--- START ---

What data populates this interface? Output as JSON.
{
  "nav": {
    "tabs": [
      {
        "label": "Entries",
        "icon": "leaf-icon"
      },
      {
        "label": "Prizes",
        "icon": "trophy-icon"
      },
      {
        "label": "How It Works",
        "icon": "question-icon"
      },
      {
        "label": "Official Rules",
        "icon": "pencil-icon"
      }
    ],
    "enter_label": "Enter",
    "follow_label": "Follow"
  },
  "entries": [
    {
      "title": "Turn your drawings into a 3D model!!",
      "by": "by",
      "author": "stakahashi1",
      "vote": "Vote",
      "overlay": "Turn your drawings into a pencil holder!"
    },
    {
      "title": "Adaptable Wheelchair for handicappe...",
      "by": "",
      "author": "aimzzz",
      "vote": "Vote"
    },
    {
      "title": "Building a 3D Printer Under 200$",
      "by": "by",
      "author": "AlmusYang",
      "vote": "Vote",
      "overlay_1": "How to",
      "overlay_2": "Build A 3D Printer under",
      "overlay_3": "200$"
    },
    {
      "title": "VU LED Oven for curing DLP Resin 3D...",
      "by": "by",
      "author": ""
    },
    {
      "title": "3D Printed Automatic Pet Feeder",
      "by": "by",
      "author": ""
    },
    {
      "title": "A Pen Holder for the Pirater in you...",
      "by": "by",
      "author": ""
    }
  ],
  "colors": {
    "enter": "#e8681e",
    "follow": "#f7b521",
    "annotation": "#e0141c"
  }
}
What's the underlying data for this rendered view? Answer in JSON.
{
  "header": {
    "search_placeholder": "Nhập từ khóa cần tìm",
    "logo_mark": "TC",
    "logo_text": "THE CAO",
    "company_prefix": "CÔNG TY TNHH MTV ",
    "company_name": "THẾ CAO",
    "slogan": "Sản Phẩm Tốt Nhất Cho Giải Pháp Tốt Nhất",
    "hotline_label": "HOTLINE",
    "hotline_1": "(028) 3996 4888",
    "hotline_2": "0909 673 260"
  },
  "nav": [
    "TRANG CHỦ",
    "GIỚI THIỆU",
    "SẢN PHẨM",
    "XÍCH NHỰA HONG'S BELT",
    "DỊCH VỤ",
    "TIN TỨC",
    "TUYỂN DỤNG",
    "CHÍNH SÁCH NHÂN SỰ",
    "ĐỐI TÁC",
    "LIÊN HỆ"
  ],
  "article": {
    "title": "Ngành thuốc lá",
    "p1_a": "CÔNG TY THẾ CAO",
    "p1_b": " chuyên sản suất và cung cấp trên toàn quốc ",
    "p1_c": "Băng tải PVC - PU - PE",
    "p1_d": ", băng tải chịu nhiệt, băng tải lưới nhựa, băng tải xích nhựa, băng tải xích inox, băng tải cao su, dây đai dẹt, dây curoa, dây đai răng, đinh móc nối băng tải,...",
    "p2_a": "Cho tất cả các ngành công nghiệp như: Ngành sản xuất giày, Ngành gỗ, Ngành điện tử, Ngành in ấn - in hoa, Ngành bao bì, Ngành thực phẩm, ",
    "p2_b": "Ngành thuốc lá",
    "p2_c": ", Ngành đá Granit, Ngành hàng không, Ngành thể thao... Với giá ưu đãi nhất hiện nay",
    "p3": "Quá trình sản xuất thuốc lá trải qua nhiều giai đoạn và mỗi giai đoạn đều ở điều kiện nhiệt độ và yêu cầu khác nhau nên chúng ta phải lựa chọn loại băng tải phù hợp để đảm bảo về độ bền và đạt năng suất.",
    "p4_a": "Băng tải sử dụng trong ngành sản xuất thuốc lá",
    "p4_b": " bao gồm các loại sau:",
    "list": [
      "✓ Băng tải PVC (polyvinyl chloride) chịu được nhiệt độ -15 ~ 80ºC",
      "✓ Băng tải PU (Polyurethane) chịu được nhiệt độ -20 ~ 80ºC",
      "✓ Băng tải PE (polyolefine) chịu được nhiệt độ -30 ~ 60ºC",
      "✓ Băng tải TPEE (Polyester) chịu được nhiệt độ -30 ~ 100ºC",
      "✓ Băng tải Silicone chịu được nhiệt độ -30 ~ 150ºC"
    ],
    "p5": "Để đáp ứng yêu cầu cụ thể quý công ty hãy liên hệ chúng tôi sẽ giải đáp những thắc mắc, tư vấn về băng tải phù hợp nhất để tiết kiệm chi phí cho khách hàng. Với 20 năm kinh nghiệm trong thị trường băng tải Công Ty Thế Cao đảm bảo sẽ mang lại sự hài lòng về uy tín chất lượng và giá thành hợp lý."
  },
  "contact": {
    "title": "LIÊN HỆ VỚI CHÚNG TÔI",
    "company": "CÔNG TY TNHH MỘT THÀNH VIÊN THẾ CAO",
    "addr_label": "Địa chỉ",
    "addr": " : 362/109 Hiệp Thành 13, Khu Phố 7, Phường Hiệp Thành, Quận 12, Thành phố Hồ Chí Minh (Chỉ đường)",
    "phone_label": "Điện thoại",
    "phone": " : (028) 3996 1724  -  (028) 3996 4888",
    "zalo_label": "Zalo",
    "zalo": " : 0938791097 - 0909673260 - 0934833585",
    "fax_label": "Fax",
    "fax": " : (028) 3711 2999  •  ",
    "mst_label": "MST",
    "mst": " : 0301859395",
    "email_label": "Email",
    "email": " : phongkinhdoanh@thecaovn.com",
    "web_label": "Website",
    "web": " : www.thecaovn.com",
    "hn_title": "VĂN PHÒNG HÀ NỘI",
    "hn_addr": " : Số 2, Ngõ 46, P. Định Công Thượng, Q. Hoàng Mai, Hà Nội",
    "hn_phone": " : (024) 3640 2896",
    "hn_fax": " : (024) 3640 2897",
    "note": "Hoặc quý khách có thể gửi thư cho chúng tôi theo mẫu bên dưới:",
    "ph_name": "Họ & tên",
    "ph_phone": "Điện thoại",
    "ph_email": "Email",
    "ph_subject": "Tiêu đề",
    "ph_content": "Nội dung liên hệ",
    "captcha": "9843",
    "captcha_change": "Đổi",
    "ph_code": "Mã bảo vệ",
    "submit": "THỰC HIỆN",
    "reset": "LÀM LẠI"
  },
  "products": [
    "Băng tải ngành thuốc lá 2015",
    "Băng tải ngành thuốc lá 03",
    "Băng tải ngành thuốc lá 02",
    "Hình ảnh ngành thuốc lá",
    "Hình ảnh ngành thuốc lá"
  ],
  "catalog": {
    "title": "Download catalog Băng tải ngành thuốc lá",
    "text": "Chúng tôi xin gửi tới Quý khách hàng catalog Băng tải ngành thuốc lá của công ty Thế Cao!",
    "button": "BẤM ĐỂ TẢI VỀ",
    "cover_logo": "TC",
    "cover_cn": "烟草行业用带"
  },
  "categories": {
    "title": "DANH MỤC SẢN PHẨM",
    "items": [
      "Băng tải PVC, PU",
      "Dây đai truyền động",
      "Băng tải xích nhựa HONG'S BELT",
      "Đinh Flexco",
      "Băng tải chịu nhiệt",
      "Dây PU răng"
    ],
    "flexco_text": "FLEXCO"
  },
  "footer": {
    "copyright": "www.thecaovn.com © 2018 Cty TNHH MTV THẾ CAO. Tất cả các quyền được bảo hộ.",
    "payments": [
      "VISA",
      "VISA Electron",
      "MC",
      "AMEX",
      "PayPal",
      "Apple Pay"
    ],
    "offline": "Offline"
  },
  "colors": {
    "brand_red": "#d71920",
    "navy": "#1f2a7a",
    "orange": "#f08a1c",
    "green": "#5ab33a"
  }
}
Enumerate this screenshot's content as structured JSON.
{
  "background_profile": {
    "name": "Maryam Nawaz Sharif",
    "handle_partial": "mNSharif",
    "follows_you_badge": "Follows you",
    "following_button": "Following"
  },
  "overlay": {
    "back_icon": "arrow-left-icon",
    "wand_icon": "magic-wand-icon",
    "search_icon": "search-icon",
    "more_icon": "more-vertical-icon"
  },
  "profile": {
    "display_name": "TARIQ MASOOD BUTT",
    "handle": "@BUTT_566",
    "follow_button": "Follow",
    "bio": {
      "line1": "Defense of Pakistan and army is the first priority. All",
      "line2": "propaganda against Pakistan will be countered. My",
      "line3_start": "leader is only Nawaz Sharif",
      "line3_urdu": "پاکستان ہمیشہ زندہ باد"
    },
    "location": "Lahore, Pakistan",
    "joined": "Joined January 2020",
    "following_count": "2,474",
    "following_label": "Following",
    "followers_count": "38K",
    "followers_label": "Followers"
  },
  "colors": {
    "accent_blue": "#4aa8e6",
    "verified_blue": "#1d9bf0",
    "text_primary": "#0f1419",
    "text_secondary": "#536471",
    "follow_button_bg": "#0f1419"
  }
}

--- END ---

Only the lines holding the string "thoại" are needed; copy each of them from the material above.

* WRITTEN ANSWER *
    "phone_label": "Điện thoại",
    "ph_phone": "Điện thoại",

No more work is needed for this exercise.